As always Caleb I am amazed by the way you seemingly effortlessly jump between platforms. But it occurs to me that where I would have a few different chips and transistors on my workbench, guys like you now have a few different boards. Getting an MCU project going from scratch would be a huge undertaking these days, but the boards do most of the donkey work for you. The effort is now in the programming and interfacing (which is where you excel). Very nice show.
It is really very diversified varieties of boards covered by one person. Raspberry-Pi and chipkit module combination will be really helpful stuff for armature electronics developers, otherwise if one know embedded system design he can directly program Raspberry-Pi. But overall it is very good video explanation of wide variety of boards.
I have used several of the boards you mentioned and plan to eventually get around to a couple mentioned that I don't have yet. One new one I recently picked up was the Atmel ATSAMD20-XPRO for their new Cortex M0 processor.
I wanted to get some experience with the low end Cortex ARM processors. One thing that really pushed me towards the Atmel board was their free development system. It is based on Visual Studio, which admittedly is a hog but I am familiar with it, and it comes bundled with the GCC compiler already integrated.
Most of the other development boards require a higher end 3rd party development system that is either time limited, code space limited or cost several $K for the professional version. If I was working on a commercial product I might have gone a different route, but this is a self funded learning project that will probably extend over many months on a time as available basis.
Freescale and STM offer some pretty slick and inexpensive development boards too. Freescale has their Freedome boards for just over $12 and the ST's Discovery boards are about the same. On the software side...Freescale offers their software for free with a reasonable code size limit, and mbed has a free online compiler, downloader, etc that supports a number of these smaller dev boards.
Never before has there been such a plethora of dev boards that cater to so many different skill sets.
It is easy for me to jump back and forth because I do EXTREMELY SIMPLE THINGS. I'm usually doing beginner level things, I often just have a nack for presentation that makes it look like maybe it is is more complex than it actually is.
@Caleb - don't put yourself down....You've said several times that you are not an engineer (nor am I so I sympathise) but you seem a lot more capable than some engineers I have known. It's ability that counts.
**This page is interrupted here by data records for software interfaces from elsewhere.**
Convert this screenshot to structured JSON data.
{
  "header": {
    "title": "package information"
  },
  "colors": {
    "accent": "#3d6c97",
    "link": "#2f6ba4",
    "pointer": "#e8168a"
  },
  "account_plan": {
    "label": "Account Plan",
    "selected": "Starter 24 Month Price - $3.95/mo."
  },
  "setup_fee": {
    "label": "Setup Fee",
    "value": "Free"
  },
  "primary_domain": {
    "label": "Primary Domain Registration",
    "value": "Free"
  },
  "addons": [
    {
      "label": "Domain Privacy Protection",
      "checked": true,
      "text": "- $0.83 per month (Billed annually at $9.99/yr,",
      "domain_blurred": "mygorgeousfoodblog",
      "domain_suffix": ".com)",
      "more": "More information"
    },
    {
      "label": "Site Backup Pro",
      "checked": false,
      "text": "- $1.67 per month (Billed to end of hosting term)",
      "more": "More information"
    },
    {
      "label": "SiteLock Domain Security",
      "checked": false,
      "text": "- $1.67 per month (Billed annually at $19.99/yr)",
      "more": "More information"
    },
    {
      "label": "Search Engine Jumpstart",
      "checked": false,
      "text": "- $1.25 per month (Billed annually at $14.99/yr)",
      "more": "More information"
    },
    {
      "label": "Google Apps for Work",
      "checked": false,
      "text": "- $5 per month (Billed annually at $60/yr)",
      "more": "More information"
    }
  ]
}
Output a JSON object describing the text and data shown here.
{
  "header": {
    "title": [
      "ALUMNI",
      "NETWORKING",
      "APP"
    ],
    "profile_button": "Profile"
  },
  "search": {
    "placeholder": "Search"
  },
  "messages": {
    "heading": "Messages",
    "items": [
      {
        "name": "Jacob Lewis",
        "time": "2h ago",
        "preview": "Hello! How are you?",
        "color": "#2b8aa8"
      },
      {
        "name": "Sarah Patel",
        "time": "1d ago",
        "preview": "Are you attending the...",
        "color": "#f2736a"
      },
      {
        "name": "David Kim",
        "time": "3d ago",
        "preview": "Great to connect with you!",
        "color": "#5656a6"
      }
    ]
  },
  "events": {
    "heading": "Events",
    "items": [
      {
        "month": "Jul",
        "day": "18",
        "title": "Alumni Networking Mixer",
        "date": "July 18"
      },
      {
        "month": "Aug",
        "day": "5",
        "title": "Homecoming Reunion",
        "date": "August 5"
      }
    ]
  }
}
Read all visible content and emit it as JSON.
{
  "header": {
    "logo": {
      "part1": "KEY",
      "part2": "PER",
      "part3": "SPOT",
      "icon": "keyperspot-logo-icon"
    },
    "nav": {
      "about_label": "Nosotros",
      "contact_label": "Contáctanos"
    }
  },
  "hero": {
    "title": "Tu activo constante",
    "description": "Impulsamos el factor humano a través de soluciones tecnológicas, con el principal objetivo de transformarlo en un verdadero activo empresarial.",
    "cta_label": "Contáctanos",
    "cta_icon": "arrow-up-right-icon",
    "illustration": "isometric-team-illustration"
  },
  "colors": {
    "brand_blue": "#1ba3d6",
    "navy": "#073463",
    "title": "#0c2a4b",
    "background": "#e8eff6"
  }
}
Have a good Christmas.
I'm a semi-novice like yourself and found that my go to dev board is simply an ATMega32a (in the 40pin DIP format) plugged into a solderless breadboard. I love the way the I/O pins all the ports are in bit order. I keep a handful of what I call "blinkeys" (an LED with a limiting resistor attached) around and plug them into the ports where needed.
The code is easily ported to smaller ATMega chips or even over to the Arduino.
Interesting about the Red Bull PCB. I am wondering if its just the PCB design that makes it more fun or if they actually added anything new to it? I have a few of the TI dev kits and like you have yet made the time to tinker with them, the Atmel STK500, STK600, Nordic nRFgo Motherboard, many Cypress PSoC flavors (PSoC is my favorite platform from both a technical and personal viewpoint), and I keep a LabJack U6 which I consider more of a development platform rather than a DAQ as it is marketed.
If you are interested my company is experimenting with a run of "Made in the USA" USAduino™ boards based on the Uno R3 i.e. a clone but with a silk screen of the US Flag 100% PCB and assembly "Made in the USA" less the components of course. As well as compliance with the Arduino and LUFA terms so it is respectful of the open source spirit unlike the many existing clones. Check out www.edtrication.com if you are curious.
I agree with poster below:"Do not put yourself down." The results matter far more than the label ever will.
Drones are, in essence, flying autonomous vehicles. Pros and cons surrounding drones today might well foreshadow the debate over the development of self-driving cars. In the context of a strongly regulated aviation industry, "self-flying" drones pose a fresh challenge. How safe is it to fly drones in different environments? Should drones be required for visual line of sight – as are piloted airplanes? Join EE Times' Junko Yoshida as she moderates a panel of drone experts.